-Design for maintenance:  components and electronics designed to allow repair and maintenance during the harsh environment of competitions.  Part of this feeds back into the design and engineering of the drive train and chassis (during the first couple of seasons, broken chains and stripped gears were a bane.  The first year I worked with the team, these issues were massively reduced; in the last couple of years, they have been eliminated.  In the very limited amount of time available in Pit between matches, any time needed to repair or maintain drive train is time we can’t address other issues.)

-Moving into the Elite Eight.  The teams that in the top rankings, who will be selecting their partners for the playoffs.  We have heard from other teams that our last season has established our team as a contender and a good Alliance partner.
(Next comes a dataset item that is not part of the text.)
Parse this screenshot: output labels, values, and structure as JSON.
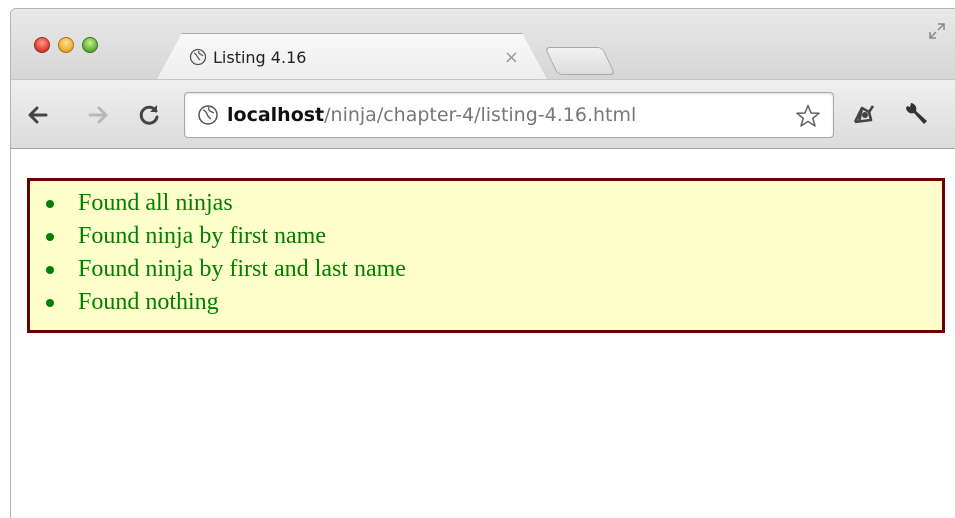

We want to make that next step as a top competitive team.

-related to the above, establishment of a Scouting Paradigm.  If WHEN we make the top 8, we will need to know which teams will best complement our team.  We will need a significant number of teams watching from the stands and interviewing the pit crews to know what selections we need to make on Saturday afternoon.  even if we don’t make that day, we need to know which teams we want to partner up with, and make our case to their scouting teams as the Qualification rounds go by.

– a GREAT looking robot.  As a primary mentor, I have a somewhat different POV than many of the engineers.  Engineers, by their inclination are primarily interested in function, and rightly so; my daily work would not be possible with engineers who make it stand up; but on the flip side, it would like shit if that was the only consideration.  And since my involvement, we have stepped up considerably in making our robot look like it is serious and here is the most recent result:

tech info card

A lecture I attended, the leader said that part of scouting was having a robot that looked good and was thus memorable.  In another presentation,  longtime mentor said that the appearance of the robot had an impact; if the robot looked like shit, performance didn’t matter, because everybody figured that if you couldn’t bother with Fit And Finish, they wondered what other systems you didn’t give a shit about, and avoided those robots in Selections.

At the Midwest regional in Chicago, we managed several milestones.  For me, one of the best was when other drive teams would come up to us in advance of matches, and they would say things like “We love your robot!  We are so excited to be on your alliance!” and which it was hard NOT to respond with ” do you realize that a few weeks ago at the Wisconsin Regional, we placed 57 out of 60?”

We’re not a great team.  But we have reached the point that we are competitive team.  The teams that mentored our team, 537 and 1675, have come to view us as peers.

But the best thing is that we have an EXCELLENT group of mentors that encompass a huge amount of skillsets, and even more points of view; and we disagree about almost everything.  And then we show how you work through disagreements and still make decisions (as one mentor said after a particularly long, involved, and non-productive session that nearly made me take a hostage) and then move forward.

I imagine that, sometime in the future, these kids are in a planning session and suddenly they recognize that they first learned this shit in that basement room at Riverside University High School.

And, right now, the kids DON’T EVEN REALIZE that this is the thing we are teaching them…

 

Hah. judging by the traffic this post is receiving today, It seems like everyone is expecting me to write a gloating Packers post.  OK.

GLOAT

Aaron Rodgers at half-speed is better than Chris Christie’s Bro-Boys at any speed.

or, I could just go Being John Malkovich on you:

Packers. Packers.  Packers Packers Packers Packers. Packers? PackersPackersPackers PACKERS! Packers. Packers. Packers. Packers Packers Packers Packers Packers Packers Packers Packers Packers Packers Packers PackersPackersPackersPackersPackersPackers…. Packers!  PACK-ers.  Packers.

Packers.

FWIW, Paleotectonics has a somewhat more reasoned response.